On March 4, during another press conference, López Obrador said that “he did not realize” and that it was “not on his mind” that the day he chose coincided with the strike, and proceeded to changed the date of the raffle. But in the same conference, he made another declaration that raised the feminists’ ire: that men could also join the strike.
Yet it's not only him. Other political figures, including some women, have made statements that not only highlight their lack of support for women, but also exemplify the disregard with which these issues are treated in Mexico.
For example, Eréndira Sandoval, the secretary of Public Services, tweeted that “fakeminists” were furious about the government's “concrete anti-corruption results.” She also tweeted that men should strike on March 9 instead of women, because women “would be tempted to wash dishes” if left at home.
Yeidckol Polevnsky, the secretary general of Morena, the president's political party, declared that “feminists should be more creative in their way of protesting” and “use art” instead of showing anger.
These sarcastic statements — especially coming from women — show how unprepared AMLO's team is in terms of gender perspective. Although both the Morena party and the president have declared themselves feminists and have constantly asserted that they support women, the unfeminist messages of López Obredor and his team are not only alarming but deeply worrying, considering that the party claims to represent the “hope of Mexico”.

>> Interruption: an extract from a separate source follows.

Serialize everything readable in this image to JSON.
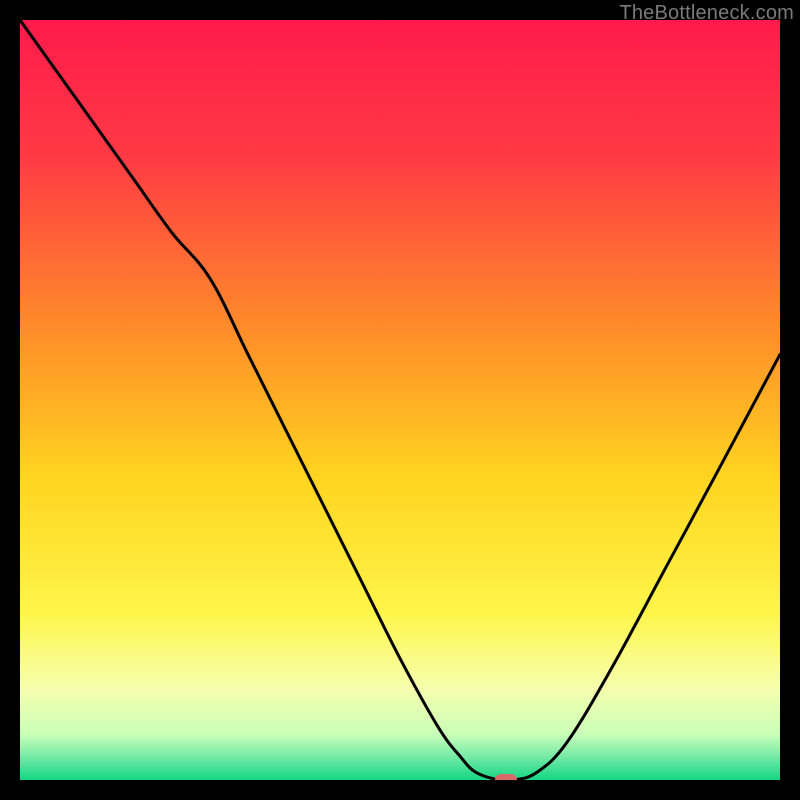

When is the president going to finally answer women's demands on behalf of the victims of femicide and other minorities?
To get answers, we'll probably have to wait until the presidential plane is finally raffled off.